Tag: android mobile security

Mobile security lab results place McAfee at the top

An Android report by AV-Test showed that this particular app had the highest rank for these devices.

According to the most recent mobile security lab report that was issued by AV-Test, it was the McAfee app that received the highest rank in a number of different areas for smartphones based on that operating system.

According to McAfee, its smartphone solution offers flexibility and enhances privacy protection.

In order to benefit from McAfee, a monthly subscription option is available. Its mobile security received the top score within the most recent tests that were conducted by AV-Test, which is an independent testing lab. This placed the app at the top of a list of 26 other leading companies that were included in the study in order to produce the report.

McAfee also took that time to announce that it has updated its mobile security app with new controls and features.

Mobile Security SolutionsThe company stated that its mobile security application now has boosted privacy controls, as well as the option to take part in a monthly subscription for tablets and smartphones based on the Android operating system.

The reason that this information is important is that smartphones and tablets are undergoing a growing mobile security risk as cyber criminals now go to greater length to infect apps that will be downloaded from trusted sources, such as the official marketplace at Google Play. According to a recently released report, the average consumer with an Android device has a risk of one in six of downloading an app with some type of malware or malicious elements.

In the case of the AV-Test results that have just been reported, it indicated that McAfee’s app can help to provide consumers with mobile security and privacy that is easy to use and that is effective. In the four different areas that were tested, the app was able to achieve a perfect 100% score of 13 out of 13. The company detected all of the malware family and samples in the test, it did not produce a single false positive, it did not reduce the device battery life, and it did not slow down the normal usage of the device.

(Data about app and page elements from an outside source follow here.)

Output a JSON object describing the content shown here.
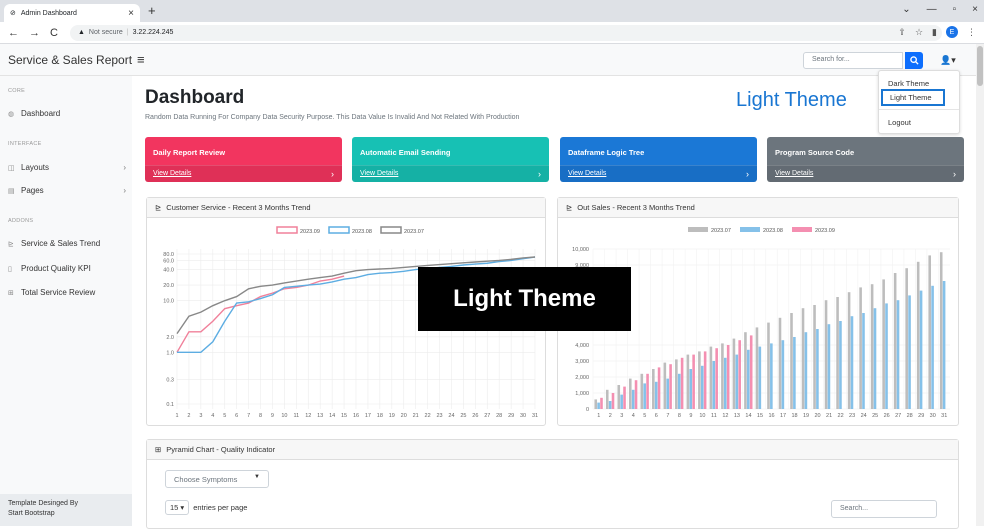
{
  "browser": {
    "tab_title": "Admin Dashboard",
    "tab_close": "×",
    "new_tab": "+",
    "not_secure": "Not secure",
    "url": "3.22.224.245",
    "win_min": "—",
    "win_max": "▫",
    "win_close": "×",
    "profile_initial": "E"
  },
  "topnav": {
    "brand": "Service & Sales Report",
    "toggler": "≡",
    "search_placeholder": "Search for...",
    "user_caret": "▾"
  },
  "sidebar": {
    "core_heading": "CORE",
    "dashboard": "Dashboard",
    "interface_heading": "INTERFACE",
    "layouts": "Layouts",
    "pages": "Pages",
    "addons_heading": "ADDONS",
    "addons": [
      "Service & Sales Trend",
      "Product Quality KPI",
      "Total Service Review"
    ],
    "footer_line1": "Template Desinged By",
    "footer_line2": "Start Bootstrap"
  },
  "main": {
    "title": "Dashboard",
    "subtitle": "Random Data Running For Company Data Security Purpose. This Data Value Is Invalid And Not Related With Production",
    "theme_label": "Light Theme",
    "overlay_label": "Light Theme"
  },
  "user_menu": {
    "items": [
      "Dark Theme",
      "Light Theme",
      "Logout"
    ],
    "active": "Light Theme"
  },
  "cards": [
    {
      "title": "Daily Report Review",
      "link": "View Details",
      "color": "#f2355f"
    },
    {
      "title": "Automatic Email Sending",
      "link": "View Details",
      "color": "#17c1b4"
    },
    {
      "title": "Dataframe Logic Tree",
      "link": "View Details",
      "color": "#1b78d6"
    },
    {
      "title": "Program Source Code",
      "link": "View Details",
      "color": "#6c757d"
    }
  ],
  "panels": {
    "customer_service": "Customer Service - Recent 3 Months Trend",
    "out_sales": "Out Sales - Recent 3 Months Trend",
    "pyramid": "Pyramid Chart - Quality Indicator",
    "select_placeholder": "Choose Symptoms",
    "entries_value": "15",
    "entries_label": "entries per page",
    "table_search": "Search..."
  },
  "chart_data": [
    {
      "type": "line",
      "title": "Customer Service - Recent 3 Months Trend",
      "x": [
        1,
        2,
        3,
        4,
        5,
        6,
        7,
        8,
        9,
        10,
        11,
        12,
        13,
        14,
        15,
        16,
        17,
        18,
        19,
        20,
        21,
        22,
        23,
        24,
        25,
        26,
        27,
        28,
        29,
        30,
        31
      ],
      "y_scale": "log",
      "y_ticks": [
        "0.1",
        "0.3",
        "1.0",
        "2.0",
        "10.0",
        "20.0",
        "40.0",
        "60.0",
        "80.0"
      ],
      "y_tick_values": [
        0.1,
        0.3,
        1,
        2,
        10,
        20,
        40,
        60,
        80
      ],
      "legend_position": "top-center",
      "series": [
        {
          "name": "2023.09",
          "color": "#f0809a",
          "values": [
            1,
            2.5,
            2.5,
            4,
            7,
            8,
            9,
            12,
            14,
            17,
            18,
            20,
            24,
            26,
            30
          ]
        },
        {
          "name": "2023.08",
          "color": "#5dade2",
          "values": [
            1,
            1,
            1,
            1.6,
            4,
            9,
            9.5,
            11,
            13,
            18,
            19,
            20,
            21,
            23,
            26,
            28,
            32,
            34,
            35,
            37,
            40,
            42,
            44,
            46,
            49,
            51,
            53,
            57,
            60,
            65,
            70
          ]
        },
        {
          "name": "2023.07",
          "color": "#888888",
          "values": [
            2.3,
            5,
            6,
            8,
            10,
            12,
            17,
            19,
            20,
            22,
            24,
            26,
            28,
            30,
            34,
            38,
            40,
            41,
            42,
            44,
            46,
            48,
            50,
            52,
            54,
            56,
            58,
            60,
            63,
            67,
            70
          ]
        }
      ]
    },
    {
      "type": "bar",
      "title": "Out Sales - Recent 3 Months Trend",
      "categories": [
        1,
        2,
        3,
        4,
        5,
        6,
        7,
        8,
        9,
        10,
        11,
        12,
        13,
        14,
        15,
        16,
        17,
        18,
        19,
        20,
        21,
        22,
        23,
        24,
        25,
        26,
        27,
        28,
        29,
        30,
        31
      ],
      "ylim": [
        0,
        10000
      ],
      "y_ticks": [
        "0",
        "1,000",
        "2,000",
        "3,000",
        "4,000",
        "9,000",
        "10,000"
      ],
      "legend_position": "top-center",
      "series": [
        {
          "name": "2023.07",
          "color": "#bdbdbd",
          "values": [
            600,
            1200,
            1500,
            1900,
            2200,
            2500,
            2900,
            3100,
            3400,
            3600,
            3900,
            4100,
            4400,
            4800,
            5100,
            5400,
            5700,
            6000,
            6300,
            6500,
            6800,
            7000,
            7300,
            7600,
            7800,
            8100,
            8500,
            8800,
            9200,
            9600,
            9800
          ]
        },
        {
          "name": "2023.08",
          "color": "#85c1e9",
          "values": [
            400,
            500,
            900,
            1200,
            1600,
            1700,
            1900,
            2200,
            2500,
            2700,
            3000,
            3200,
            3400,
            3700,
            3900,
            4100,
            4300,
            4500,
            4800,
            5000,
            5300,
            5500,
            5800,
            6000,
            6300,
            6600,
            6800,
            7100,
            7400,
            7700,
            8000
          ]
        },
        {
          "name": "2023.09",
          "color": "#f48fb1",
          "values": [
            700,
            1000,
            1400,
            1800,
            2200,
            2600,
            2800,
            3200,
            3400,
            3600,
            3800,
            4000,
            4300,
            4600
          ]
        }
      ]
    }
  ]
}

Mobile security threat growing on Google Play

Scamming apps are plaguing users of the official Android application marketplace

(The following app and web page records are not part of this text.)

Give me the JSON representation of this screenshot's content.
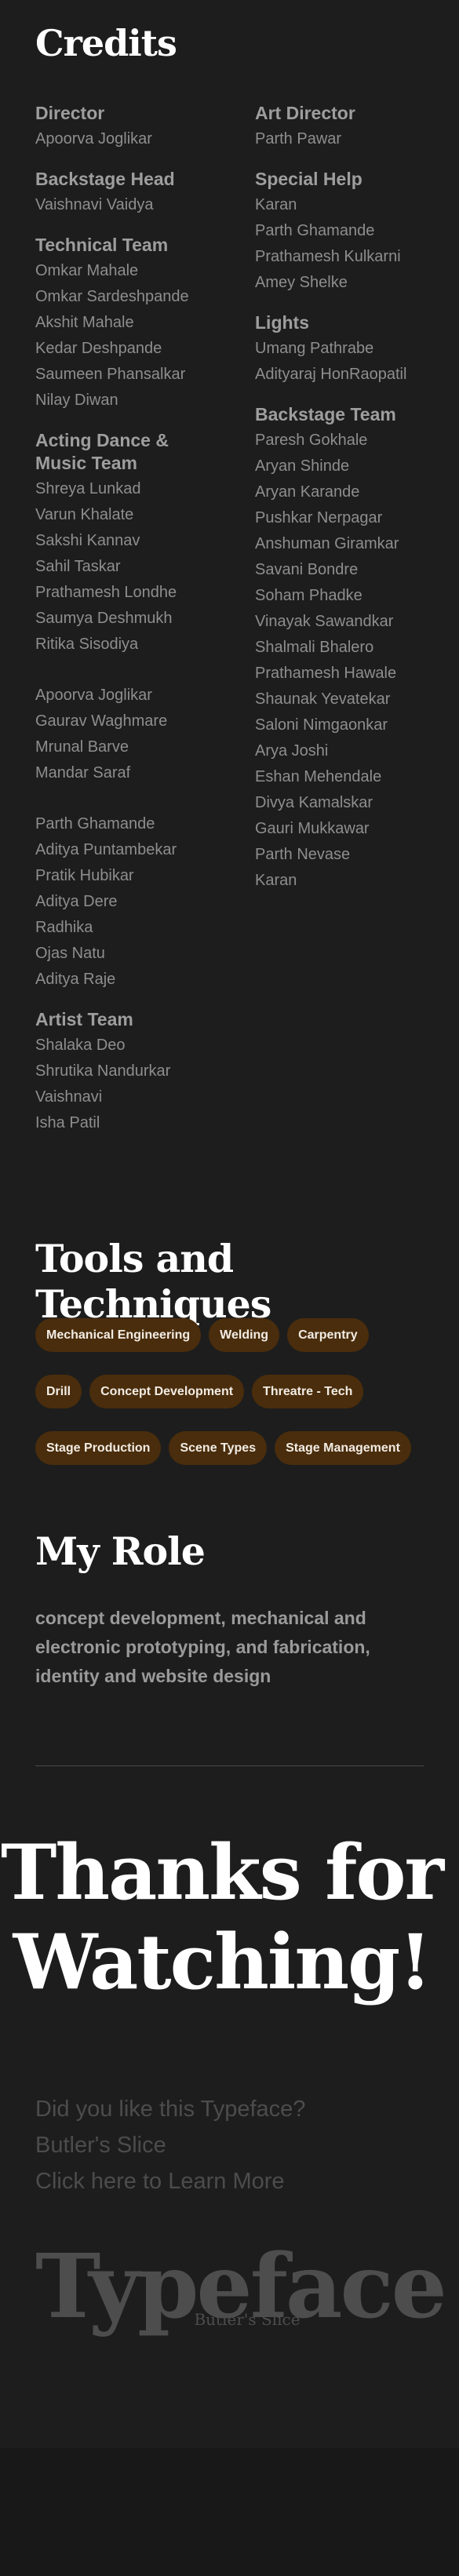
{
  "credits": {
    "title": "Credits",
    "left_column": [
      {
        "role": "Director",
        "names": [
          "Apoorva Joglikar"
        ]
      },
      {
        "role": "Backstage Head",
        "names": [
          "Vaishnavi Vaidya"
        ]
      },
      {
        "role": "Technical Team",
        "names": [
          "Omkar Mahale",
          "Omkar Sardeshpande",
          "Akshit Mahale",
          "Kedar Deshpande",
          "Saumeen Phansalkar",
          "Nilay Diwan"
        ]
      },
      {
        "role": "Acting Dance & Music Team",
        "names": [
          "Shreya Lunkad",
          "Varun Khalate",
          "Sakshi Kannav",
          "Sahil Taskar",
          "Prathamesh Londhe",
          "Saumya Deshmukh",
          "Ritika Sisodiya"
        ],
        "names_2": [
          "Apoorva Joglikar",
          "Gaurav Waghmare",
          "Mrunal Barve",
          "Mandar Saraf"
        ],
        "names_3": [
          "Parth Ghamande",
          "Aditya Puntambekar",
          "Pratik Hubikar",
          "Aditya Dere",
          "Radhika",
          "Ojas Natu",
          "Aditya Raje"
        ]
      },
      {
        "role": "Artist Team",
        "names": [
          "Shalaka Deo",
          "Shrutika Nandurkar",
          "Vaishnavi",
          "Isha Patil"
        ]
      }
    ],
    "right_column": [
      {
        "role": "Art Director",
        "names": [
          "Parth Pawar"
        ]
      },
      {
        "role": "Special Help",
        "names": [
          "Karan",
          "Parth Ghamande",
          "Prathamesh Kulkarni",
          "Amey Shelke"
        ]
      },
      {
        "role": "Lights",
        "names": [
          "Umang Pathrabe",
          "Adityaraj HonRaopatil"
        ]
      },
      {
        "role": "Backstage Team",
        "names": [
          "Paresh Gokhale",
          "Aryan Shinde",
          "Aryan Karande",
          "Pushkar Nerpagar",
          "Anshuman Giramkar",
          "Savani Bondre",
          "Soham Phadke",
          "Vinayak Sawandkar",
          "Shalmali Bhalero",
          "Prathamesh Hawale",
          "Shaunak Yevatekar",
          "Saloni Nimgaonkar",
          "Arya Joshi",
          "Eshan Mehendale",
          "Divya Kamalskar",
          "Gauri Mukkawar",
          "Parth Nevase",
          "Karan"
        ]
      }
    ]
  },
  "tools": {
    "title": "Tools and Techniques",
    "rows": [
      [
        "Mechanical Engineering",
        "Welding",
        "Carpentry"
      ],
      [
        "Drill",
        "Concept Development",
        "Threatre - Tech"
      ],
      [
        "Stage Production",
        "Scene Types",
        "Stage Management"
      ]
    ]
  },
  "my_role": {
    "title": "My Role",
    "text": "concept development, mechanical and electronic prototyping, and fabrication, identity and website design"
  },
  "thanks": {
    "line1": "Thanks for",
    "line2": "Watching!"
  },
  "promo": {
    "line1": "Did you like this Typeface?",
    "line2": "Butler's Slice",
    "link": "Click here to Learn More"
  },
  "wordmark": {
    "main": "Typeface",
    "sub": "Butler's Slice"
  },
  "colors": {
    "background": "#1d1d1d",
    "tag_bg": "#4a2d0c",
    "heading": "#ffffff",
    "muted": "#4c4c4c"
  }
}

Over 1,200 apps that were published onto the Google Play app store have been found to have been designed by “one click fraud” scammers that pose a serious mobile security threat to the Android users who use the applications.

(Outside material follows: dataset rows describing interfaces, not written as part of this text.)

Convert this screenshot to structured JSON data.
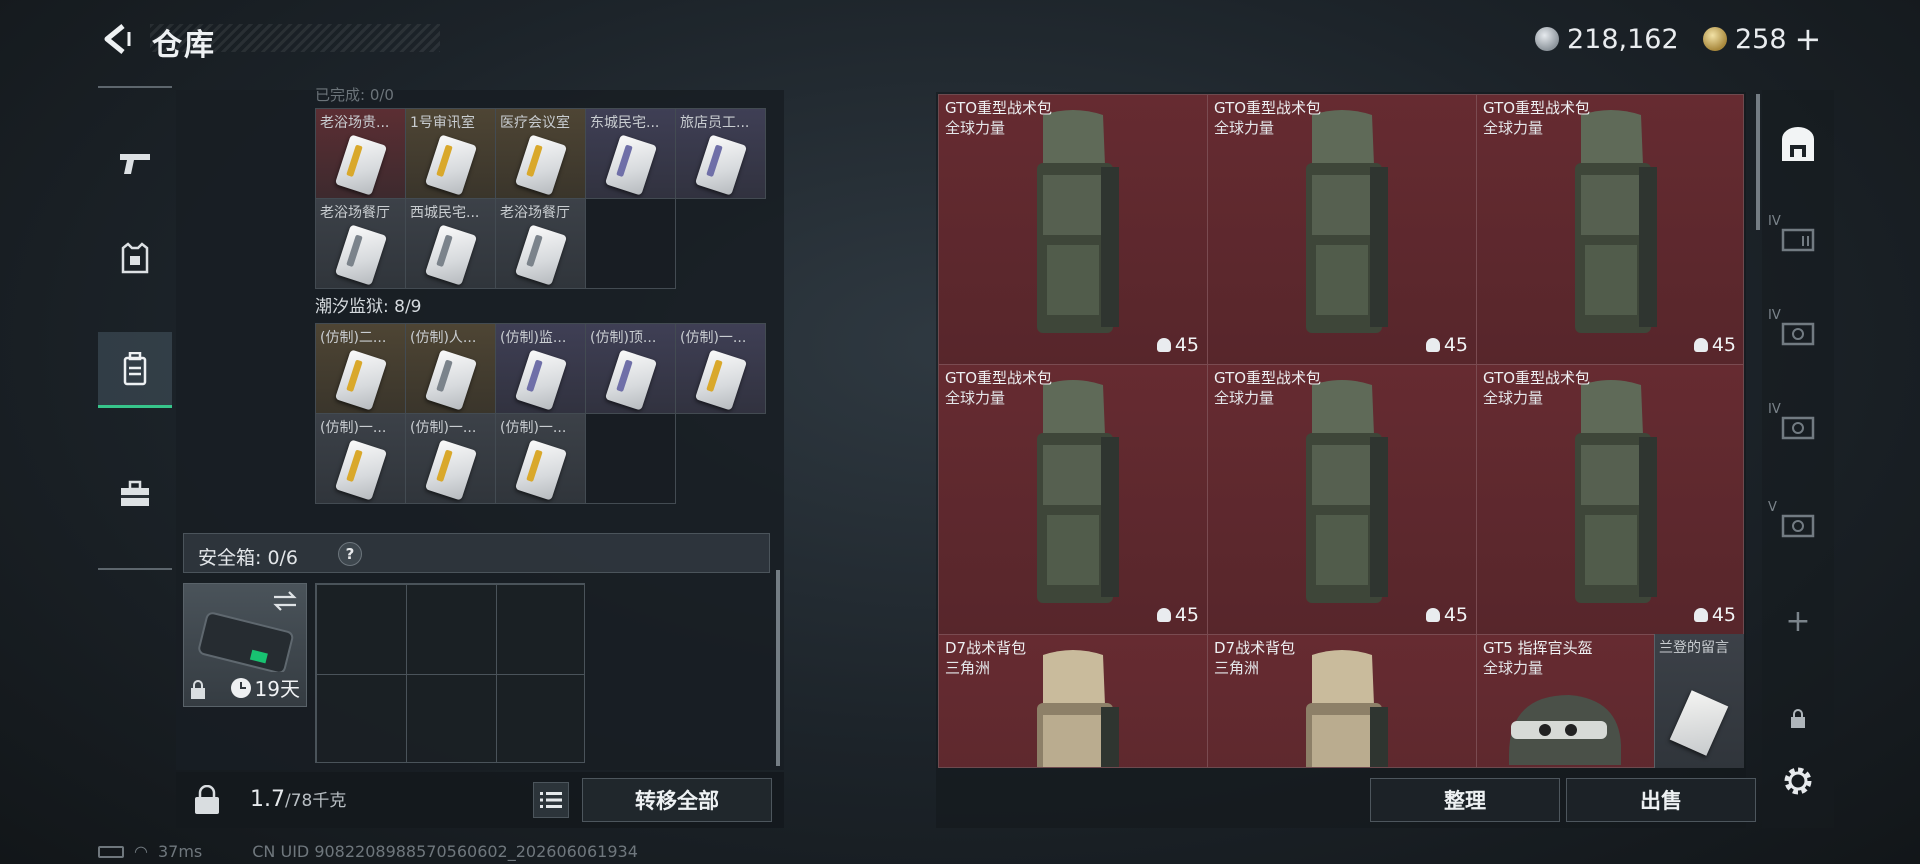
{
  "header": {
    "title": "仓库",
    "currency_silver": "218,162",
    "currency_gold": "258",
    "plus_label": "+"
  },
  "left_nav": {
    "items": [
      {
        "icon": "pistol-icon"
      },
      {
        "icon": "armor-vest-icon"
      },
      {
        "icon": "backpack-icon",
        "active": true
      },
      {
        "icon": "toolbox-icon"
      }
    ]
  },
  "stash": {
    "faded_section_title": "已完成: 0/0",
    "section1": {
      "cells": [
        {
          "label": "老浴场贵...",
          "rarity": "red"
        },
        {
          "label": "1号审讯室",
          "rarity": "gold"
        },
        {
          "label": "医疗会议室",
          "rarity": "gold"
        },
        {
          "label": "东城民宅...",
          "rarity": "purple"
        },
        {
          "label": "旅店员工...",
          "rarity": "purple"
        },
        {
          "label": "老浴场餐厅",
          "rarity": "silver"
        },
        {
          "label": "西城民宅...",
          "rarity": "silver"
        },
        {
          "label": "老浴场餐厅",
          "rarity": "silver"
        }
      ]
    },
    "section2": {
      "title": "潮汐监狱: 8/9",
      "cells": [
        {
          "label": "(仿制)二...",
          "rarity": "gold"
        },
        {
          "label": "(仿制)人...",
          "rarity": "gold"
        },
        {
          "label": "(仿制)监...",
          "rarity": "purple"
        },
        {
          "label": "(仿制)顶...",
          "rarity": "purple"
        },
        {
          "label": "(仿制)一...",
          "rarity": "purple"
        },
        {
          "label": "(仿制)一...",
          "rarity": "silver"
        },
        {
          "label": "(仿制)一...",
          "rarity": "silver"
        },
        {
          "label": "(仿制)一...",
          "rarity": "silver"
        }
      ]
    },
    "safe_box": {
      "label": "安全箱: 0/6",
      "help": "?",
      "days": "19天"
    },
    "weight": {
      "current": "1.7",
      "max": "/78千克"
    },
    "transfer_all_label": "转移全部"
  },
  "status_bar": {
    "ping": "37ms",
    "uid": "CN UID 9082208988570560602_202606061934"
  },
  "container": {
    "bags": [
      {
        "name": "GTO重型战术包",
        "maker": "全球力量",
        "count": "45",
        "color": "green"
      },
      {
        "name": "GTO重型战术包",
        "maker": "全球力量",
        "count": "45",
        "color": "green"
      },
      {
        "name": "GTO重型战术包",
        "maker": "全球力量",
        "count": "45",
        "color": "green"
      },
      {
        "name": "GTO重型战术包",
        "maker": "全球力量",
        "count": "45",
        "color": "green"
      },
      {
        "name": "GTO重型战术包",
        "maker": "全球力量",
        "count": "45",
        "color": "green"
      },
      {
        "name": "GTO重型战术包",
        "maker": "全球力量",
        "count": "45",
        "color": "green"
      },
      {
        "name": "D7战术背包",
        "maker": "三角洲",
        "color": "tan"
      },
      {
        "name": "D7战术背包",
        "maker": "三角洲",
        "color": "tan"
      }
    ],
    "helmet": {
      "name": "GT5 指挥官头盔",
      "maker": "全球力量"
    },
    "note": {
      "name": "兰登的留言"
    },
    "sort_label": "整理",
    "sell_label": "出售"
  },
  "right_rail": {
    "items": [
      {
        "icon": "backpack-slot-icon",
        "label": ""
      },
      {
        "icon": "case-iv-icon",
        "label": "IV"
      },
      {
        "icon": "case-iv-icon",
        "label": "IV"
      },
      {
        "icon": "case-iv-icon",
        "label": "IV"
      },
      {
        "icon": "case-v-icon",
        "label": "V"
      }
    ],
    "add_label": "+"
  },
  "colors": {
    "accent_green": "#37c58b",
    "container_red": "#662b31",
    "gold_rarity": "#d9a82b"
  }
}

There have been reports of victims being sent tremendous bills with a tiny amount of time in which to pay.

Some of the more common of the latest developments in mobile security scams that have occurred have involved bills of over $3,000 for what was called an annual subscription fee for an online adult video site, for which the users were given three days to pay. The latest scam variation takes more clicks than just one.

Over the last few months, mobile security threats through apps have evolved considerably.

Google Play - Mobile SecurityAccording to Symantec researcher based in Japan, Joji Hamada, “The new type not only requires clicks, but it also requires users to send an email in order to register to become a member of a service, call a given phone number to acquire a password, and enter the password to log into the fraudulent site.” Hamada added that “That’s quite a bit of work to get through just to be scammed.”

However, the users that do successfully complete the process are slammed with these tremendous bills and short periods of time in which to pay. The scammers lure people to these apps featuring mobile security threats by doing what Hamada called “abusing the search function on Google Play,” which helps to make sure that those applications remain at the head of the search results.

He explained that Symantec carried out a test on the top 24 hits for a search at Google Play and found that out of that number 21 had some form of malicious mobile security threat connected to it.

According to a research report from a team at the Information Networking Institute from Carnegie Mellon University, the people who fall victim to one click scams don’t legally owe the money for which they have been billed, but they often pay it anyway because they are too ashamed to admit that they clicked on the link, which is usually for pornographic material.